That’s my idea of how to write a capsule review. I wish more reviews were so pithy, with hardly a wasted word. Everything is focused on the book, not on the author of the review. Too many reviews are autobiographies sprinkled with token references to the work at hand. The Landor reference is right on the money, though I’m not certain I understand the Santayana comparison. The final sentence is amusing and true.
Hillyer is a forgotten footnote. He served as an ambulance driver in World War I with his Harvard friend John Dos Passos. His Collected Verse (1933) won the Pulitzer Prize. He taught at Harvard for twenty-six years and was a friend of Robert Frost. If remembered at all, it’s for the Ezra Pound Affair. In the June 11 and 18, 1949 issues of The Saturday Review of Literature, he published two lengthy articles – “Treason’s Strange Fruit: The Case of Ezra Pound and the Bollingen Prize” and “Poetry's New Priesthood.” While under indictment for treason and hospitalized in St. Elizabeth’s psychiatric hospital, the anti-Semite and Fascist sympathizer had been awarded the first Bollingen Prize from the Library of Congress for The Pisan Cantos.
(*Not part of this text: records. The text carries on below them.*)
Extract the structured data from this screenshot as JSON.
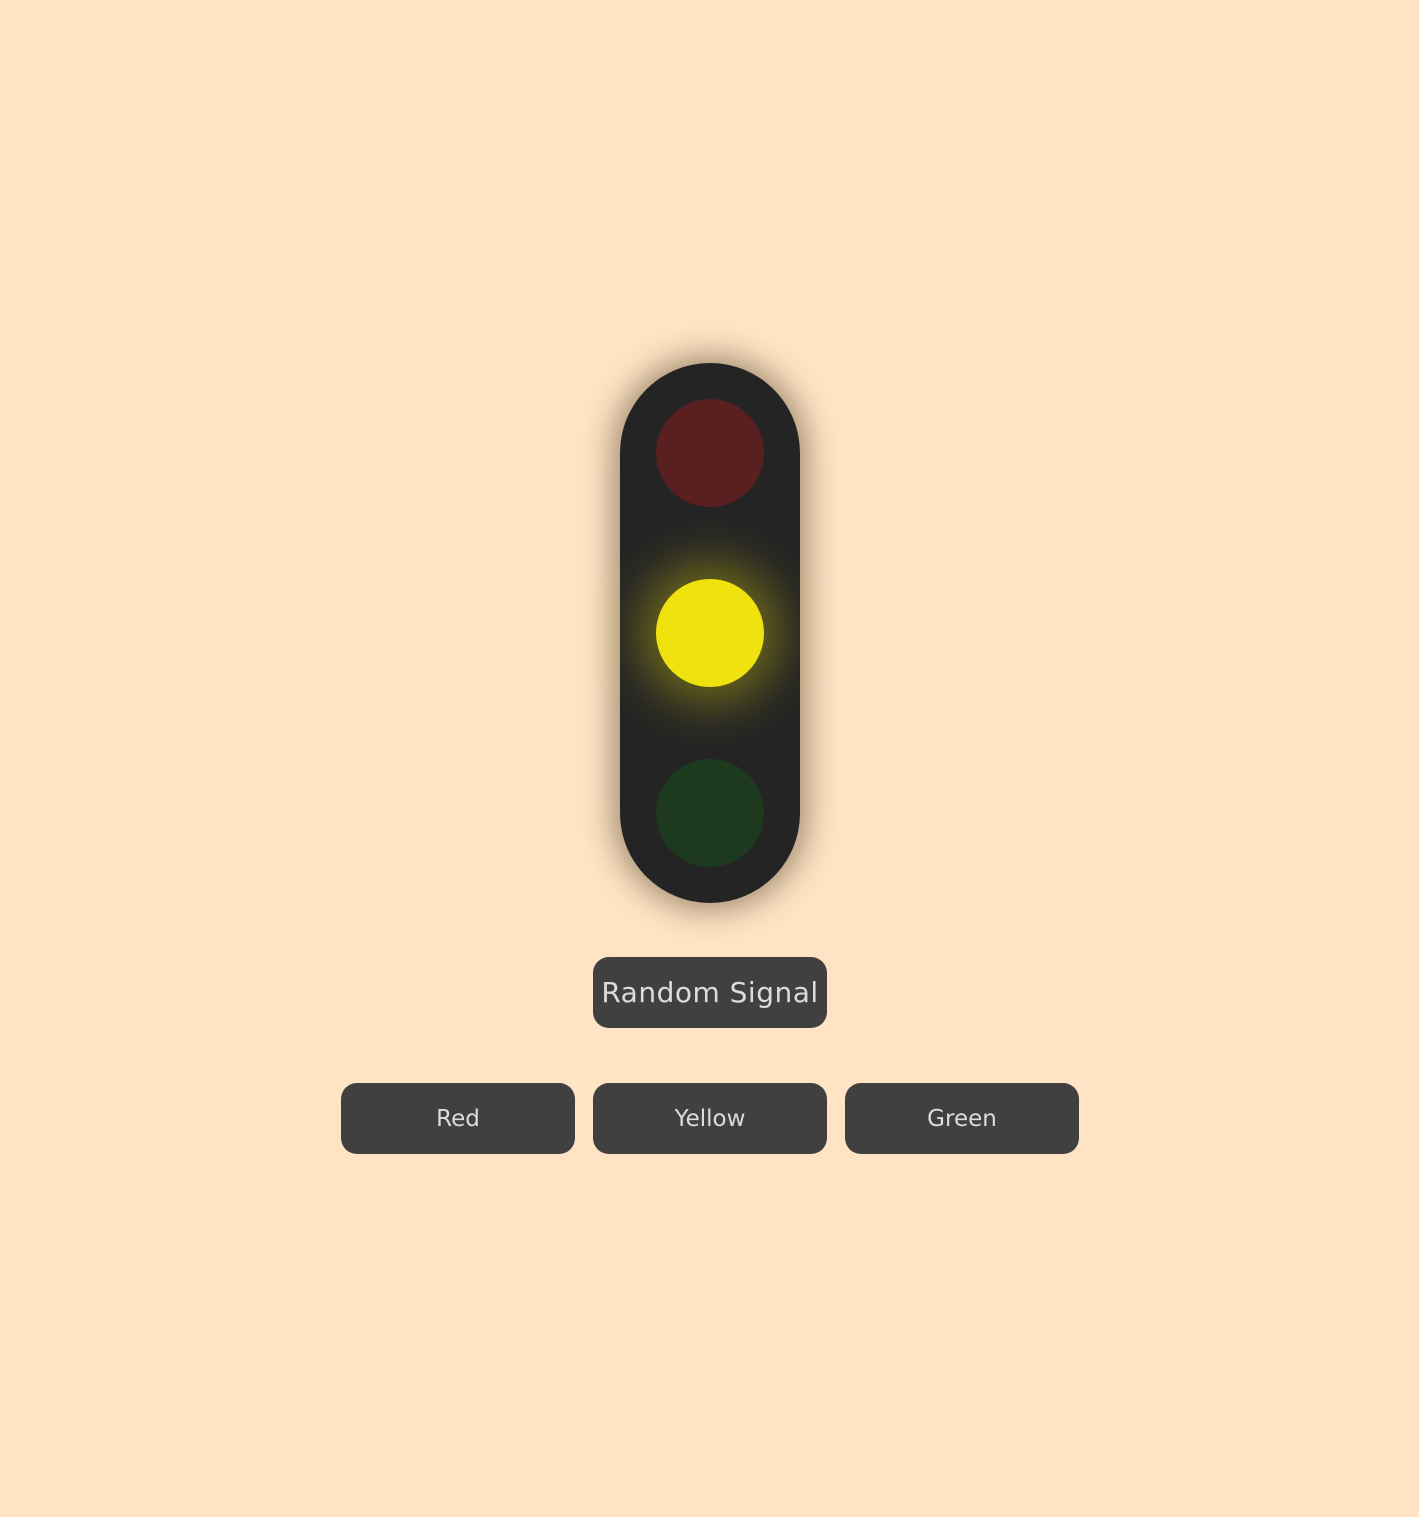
{
  "traffic_light": {
    "active": "yellow",
    "lamps": [
      {
        "id": "red",
        "on_color": "#e2231a",
        "off_color": "#5a2020"
      },
      {
        "id": "yellow",
        "on_color": "#f0e20e",
        "off_color": "#4a4410"
      },
      {
        "id": "green",
        "on_color": "#22c322",
        "off_color": "#1e3a1e"
      }
    ]
  },
  "controls": {
    "random_label": "Random Signal",
    "red_label": "Red",
    "yellow_label": "Yellow",
    "green_label": "Green"
  },
  "colors": {
    "background": "#fee4c4",
    "housing": "#242424",
    "button_bg": "#404040",
    "button_text": "#dcdcdc"
  }
}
This is the poet who, while broadcasting for Radio Rome in 1943, with the Holocaust well underway, declared: “I think it might be a good thing to hang Roosevelt and a few hundred yids.” Pound is an early specimen of a type common today: the artist who feels entitled, because he is an artist, to spout off about any subject, especially one he knows nothing about it.
In his articles, Hillyer dismissed Pound’s book as a “vehicle of contempt for America” and as a mockery of “our Christian war dead.” His objections were both moral and aesthetic. He wrote that if the Cantos were judged a worthy poetic achievement, then “everything we have known of poetry in the English language from Chaucer to Frost is not poetic achievement.” No snobs are so violently snobbish as poets and their enablers. Hillyer and his defenders were derided as middlebrows and philistines. It would be nice to honor Hillyer as a worthy poet, but his gift was middling and creaky. Here is his “Letters,” which packs an old-fashioned sting:
“O that our living literature could be
Our sustenance, not archaeology! . . .
My scholar shall be brilliantly forbidden
to dig old garbage from a kitchen midden . . .
Far better Alexandria in flames
Than buried beneath unimportant names;
And even Sappho, glory that was Greece’s,
Lives best, I blasphemously think, in pieces.
That Chinese Emperor who burned the books
Succumbed to madness shrewder than it looks;
The minor poets and the minor sages
Went up in smoke. The great shine down the ages.”